The bill is unlikely to pass the GOP-controlled Senate. But it prompted a response from a White House spokesman:
“Our allies, from Germany to Poland, look to the United States for leadership and reassurance. This bill would be a shameful display of political grandstanding on the backs of our most steadfast allies.”
In addition to Mr. Lieu, several dozen House Democrats have signed on to the bill. House Minority Leader Nancy Pelosi of California and New York Rep. Jerrold Nadler, the top Democrat on the House Judiciary Committee, issued a statement after the vote saying they plan to introduce a similar measure this fall.
“President Trump’s refusal to hold Russia accountable and his blatant disregard for the critical national security interests of our nation deserve nothing less than his impeachment,” the two Democrats said.
Meanwhile, on the Senate side, Democrats are weighing a bill that would impose sanctions on Russia for meddling in the 2016 election and interference in Ukraine’s affairs, if the House approves it.
A number of influential Democrats, including Minority Whip Dick Durbin of Illinois, Rhode Island Sen. Jack Reed, Michigan Sen. Debbie Stabenow and Maryland Sen. Chris Van Hollen, have endorsed the bill and laid the groundwork for its passage.
“American elections were compromised by Russian interference; American soldiers were hacked; our allies were denied the opportunity to defend themselves; and America’s national security has been irreparably damaged,” Mr. Durbin said in a statement. “This bipartisan bill will serve as a countermeasure to the many steps President Trump has taken to divide our country and weaken our alliance.”
Senate Democrats have said privately that the proposal has little chance of passing, and that they see it as a gimmick to distract from efforts to impeach Mr. Trump. It remains unclear what role any attempt to strike a diplomatic blow against Russia might play in a larger push to impeach him.
For his part, Mr. Trump has repeatedly dismissed claims that he colluded with Russia. On Twitter, he ridiculed the House Oversight Committee for preparing to question Donald F. McGahn II, the White House counsel, over Trump-Russia interactions and leaks, for that argument that he ought to resign.
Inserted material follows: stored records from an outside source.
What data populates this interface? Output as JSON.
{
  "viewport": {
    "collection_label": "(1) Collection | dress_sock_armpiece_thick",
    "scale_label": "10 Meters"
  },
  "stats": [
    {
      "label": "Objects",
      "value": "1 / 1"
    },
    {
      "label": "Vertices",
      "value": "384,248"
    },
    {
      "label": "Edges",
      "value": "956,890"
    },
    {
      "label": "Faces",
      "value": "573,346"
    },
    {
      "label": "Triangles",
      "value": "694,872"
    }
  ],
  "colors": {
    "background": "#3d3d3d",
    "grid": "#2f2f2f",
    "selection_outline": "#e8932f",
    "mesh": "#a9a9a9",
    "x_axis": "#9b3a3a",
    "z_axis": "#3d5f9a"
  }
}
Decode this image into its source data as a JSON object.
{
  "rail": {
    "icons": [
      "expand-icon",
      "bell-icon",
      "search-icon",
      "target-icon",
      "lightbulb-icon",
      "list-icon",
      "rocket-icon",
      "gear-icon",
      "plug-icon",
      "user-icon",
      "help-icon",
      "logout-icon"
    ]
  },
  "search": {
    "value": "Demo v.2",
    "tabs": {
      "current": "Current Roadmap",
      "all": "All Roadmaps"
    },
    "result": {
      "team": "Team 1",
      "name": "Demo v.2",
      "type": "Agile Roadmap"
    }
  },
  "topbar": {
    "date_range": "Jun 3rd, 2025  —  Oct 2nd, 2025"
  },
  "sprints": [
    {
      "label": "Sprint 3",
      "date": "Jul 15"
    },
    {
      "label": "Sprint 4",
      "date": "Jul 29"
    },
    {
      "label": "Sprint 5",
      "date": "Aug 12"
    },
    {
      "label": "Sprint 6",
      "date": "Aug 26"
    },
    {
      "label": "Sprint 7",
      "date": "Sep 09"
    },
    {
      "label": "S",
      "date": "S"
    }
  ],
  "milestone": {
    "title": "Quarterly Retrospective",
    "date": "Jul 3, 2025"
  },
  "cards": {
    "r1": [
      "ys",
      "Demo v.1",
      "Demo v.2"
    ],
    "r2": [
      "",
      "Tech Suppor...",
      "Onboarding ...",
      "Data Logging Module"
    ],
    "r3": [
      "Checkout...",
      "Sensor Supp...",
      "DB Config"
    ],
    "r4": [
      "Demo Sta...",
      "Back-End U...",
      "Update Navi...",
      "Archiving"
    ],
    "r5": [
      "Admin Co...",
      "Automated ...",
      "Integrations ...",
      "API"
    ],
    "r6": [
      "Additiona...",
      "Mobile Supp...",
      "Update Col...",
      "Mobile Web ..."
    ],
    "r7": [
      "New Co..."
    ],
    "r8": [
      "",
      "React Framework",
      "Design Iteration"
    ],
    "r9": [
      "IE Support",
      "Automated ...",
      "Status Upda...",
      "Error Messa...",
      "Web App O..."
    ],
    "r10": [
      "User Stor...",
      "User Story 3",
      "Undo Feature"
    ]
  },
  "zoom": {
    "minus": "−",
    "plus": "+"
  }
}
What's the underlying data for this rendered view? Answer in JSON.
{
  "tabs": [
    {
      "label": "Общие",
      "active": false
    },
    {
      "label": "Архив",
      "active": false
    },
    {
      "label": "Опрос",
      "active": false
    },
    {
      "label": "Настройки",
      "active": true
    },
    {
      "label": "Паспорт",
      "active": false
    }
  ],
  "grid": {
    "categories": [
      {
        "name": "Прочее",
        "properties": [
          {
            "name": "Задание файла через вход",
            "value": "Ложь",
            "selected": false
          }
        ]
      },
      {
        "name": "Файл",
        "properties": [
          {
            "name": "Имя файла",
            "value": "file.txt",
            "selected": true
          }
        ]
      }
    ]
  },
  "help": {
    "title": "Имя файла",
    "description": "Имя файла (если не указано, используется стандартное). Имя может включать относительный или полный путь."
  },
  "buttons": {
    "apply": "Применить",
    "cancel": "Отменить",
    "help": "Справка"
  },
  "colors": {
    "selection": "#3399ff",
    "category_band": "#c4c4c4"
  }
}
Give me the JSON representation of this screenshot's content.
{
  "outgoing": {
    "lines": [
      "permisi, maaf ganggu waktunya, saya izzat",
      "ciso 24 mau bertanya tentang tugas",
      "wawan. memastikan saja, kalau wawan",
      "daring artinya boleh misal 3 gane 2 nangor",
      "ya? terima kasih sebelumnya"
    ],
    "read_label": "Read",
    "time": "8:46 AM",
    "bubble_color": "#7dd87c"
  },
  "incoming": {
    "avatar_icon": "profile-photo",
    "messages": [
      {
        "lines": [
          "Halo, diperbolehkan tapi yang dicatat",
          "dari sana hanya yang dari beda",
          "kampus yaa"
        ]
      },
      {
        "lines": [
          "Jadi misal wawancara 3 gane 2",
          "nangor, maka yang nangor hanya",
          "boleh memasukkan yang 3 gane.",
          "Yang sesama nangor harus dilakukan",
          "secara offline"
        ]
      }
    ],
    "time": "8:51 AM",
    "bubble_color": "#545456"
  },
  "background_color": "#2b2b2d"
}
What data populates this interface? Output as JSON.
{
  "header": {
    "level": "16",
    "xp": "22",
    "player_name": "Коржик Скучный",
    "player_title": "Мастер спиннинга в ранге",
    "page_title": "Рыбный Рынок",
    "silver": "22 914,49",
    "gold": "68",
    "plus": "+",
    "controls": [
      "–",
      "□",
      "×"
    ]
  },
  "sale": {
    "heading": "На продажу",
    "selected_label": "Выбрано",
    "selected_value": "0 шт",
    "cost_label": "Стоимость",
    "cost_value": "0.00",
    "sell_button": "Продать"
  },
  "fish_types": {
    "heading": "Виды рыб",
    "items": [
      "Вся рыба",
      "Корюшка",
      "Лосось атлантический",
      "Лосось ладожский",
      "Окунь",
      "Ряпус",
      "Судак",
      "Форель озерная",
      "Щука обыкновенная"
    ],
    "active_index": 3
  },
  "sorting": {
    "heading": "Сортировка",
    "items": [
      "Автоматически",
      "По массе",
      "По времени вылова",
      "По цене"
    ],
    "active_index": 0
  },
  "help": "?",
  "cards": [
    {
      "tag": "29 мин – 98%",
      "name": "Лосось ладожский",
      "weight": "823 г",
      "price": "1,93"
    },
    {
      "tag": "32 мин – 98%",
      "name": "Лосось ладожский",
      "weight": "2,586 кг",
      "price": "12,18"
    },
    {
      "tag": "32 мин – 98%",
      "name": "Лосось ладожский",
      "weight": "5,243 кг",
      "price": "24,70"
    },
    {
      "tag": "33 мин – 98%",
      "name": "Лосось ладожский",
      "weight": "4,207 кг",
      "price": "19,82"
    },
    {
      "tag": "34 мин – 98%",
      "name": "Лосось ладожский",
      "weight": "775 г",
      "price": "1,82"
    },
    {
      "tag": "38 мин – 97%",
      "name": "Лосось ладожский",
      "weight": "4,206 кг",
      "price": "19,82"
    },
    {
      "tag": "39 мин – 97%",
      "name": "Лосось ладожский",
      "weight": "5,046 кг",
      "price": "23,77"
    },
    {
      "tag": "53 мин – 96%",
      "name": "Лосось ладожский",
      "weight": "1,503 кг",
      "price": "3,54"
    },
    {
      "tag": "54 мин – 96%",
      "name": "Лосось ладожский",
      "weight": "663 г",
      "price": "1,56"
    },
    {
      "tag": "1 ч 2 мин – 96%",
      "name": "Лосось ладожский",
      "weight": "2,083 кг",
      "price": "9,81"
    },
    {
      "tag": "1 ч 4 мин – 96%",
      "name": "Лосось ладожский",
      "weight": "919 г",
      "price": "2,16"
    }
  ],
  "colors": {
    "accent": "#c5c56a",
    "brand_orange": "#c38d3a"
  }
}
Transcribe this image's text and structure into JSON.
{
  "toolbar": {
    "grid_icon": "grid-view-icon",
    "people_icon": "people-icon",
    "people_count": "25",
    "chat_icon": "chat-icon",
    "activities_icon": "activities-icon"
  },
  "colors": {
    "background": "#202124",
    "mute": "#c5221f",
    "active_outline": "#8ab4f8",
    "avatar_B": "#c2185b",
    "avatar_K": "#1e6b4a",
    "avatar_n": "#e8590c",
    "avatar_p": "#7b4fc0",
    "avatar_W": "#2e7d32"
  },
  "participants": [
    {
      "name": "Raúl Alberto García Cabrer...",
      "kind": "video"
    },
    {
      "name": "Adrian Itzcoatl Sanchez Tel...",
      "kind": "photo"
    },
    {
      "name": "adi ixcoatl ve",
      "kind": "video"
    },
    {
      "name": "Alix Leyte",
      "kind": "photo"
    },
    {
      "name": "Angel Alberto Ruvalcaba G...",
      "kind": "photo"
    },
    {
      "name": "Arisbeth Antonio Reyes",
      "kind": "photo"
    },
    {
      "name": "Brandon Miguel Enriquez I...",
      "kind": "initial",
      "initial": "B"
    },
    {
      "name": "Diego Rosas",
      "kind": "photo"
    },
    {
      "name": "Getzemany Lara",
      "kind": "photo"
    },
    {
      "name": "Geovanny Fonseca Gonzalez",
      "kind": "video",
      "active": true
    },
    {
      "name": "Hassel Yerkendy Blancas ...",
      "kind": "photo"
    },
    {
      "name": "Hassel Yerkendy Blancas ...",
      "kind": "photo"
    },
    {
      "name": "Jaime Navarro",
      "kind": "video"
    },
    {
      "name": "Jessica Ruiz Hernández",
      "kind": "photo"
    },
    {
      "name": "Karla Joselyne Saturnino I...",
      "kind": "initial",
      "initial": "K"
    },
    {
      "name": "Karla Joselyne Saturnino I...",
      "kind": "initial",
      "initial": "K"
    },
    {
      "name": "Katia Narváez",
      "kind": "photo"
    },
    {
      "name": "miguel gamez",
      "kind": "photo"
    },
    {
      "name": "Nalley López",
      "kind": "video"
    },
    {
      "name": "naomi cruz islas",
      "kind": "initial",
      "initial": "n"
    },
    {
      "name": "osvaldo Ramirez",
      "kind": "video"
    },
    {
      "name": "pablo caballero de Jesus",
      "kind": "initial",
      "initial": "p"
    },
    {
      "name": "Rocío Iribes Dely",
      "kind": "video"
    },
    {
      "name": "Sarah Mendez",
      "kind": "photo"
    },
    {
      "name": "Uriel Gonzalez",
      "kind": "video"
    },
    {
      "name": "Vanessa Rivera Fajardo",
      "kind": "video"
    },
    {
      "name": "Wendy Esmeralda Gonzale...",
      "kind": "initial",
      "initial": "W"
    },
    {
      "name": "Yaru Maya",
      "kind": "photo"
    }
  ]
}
“How will these clowns ever do the people a service?” Mr. Trump said on Twitter. “Who will lead them? The Democrats are losing. Will they finally get rid of the total disaster that is Nancy Pelosi.”
But if he never does, Democrats on Capitol Hill may have him where they want him — with an authorization that does not absolve him of misconduct.
On Wednesday, Rep. Dan Kildee of Michigan, a centrist who serves on the House Judiciary Committee, responded to Mr. Trump’s tweet and shrugged off the idea that there would be meaningful punishment for Russia.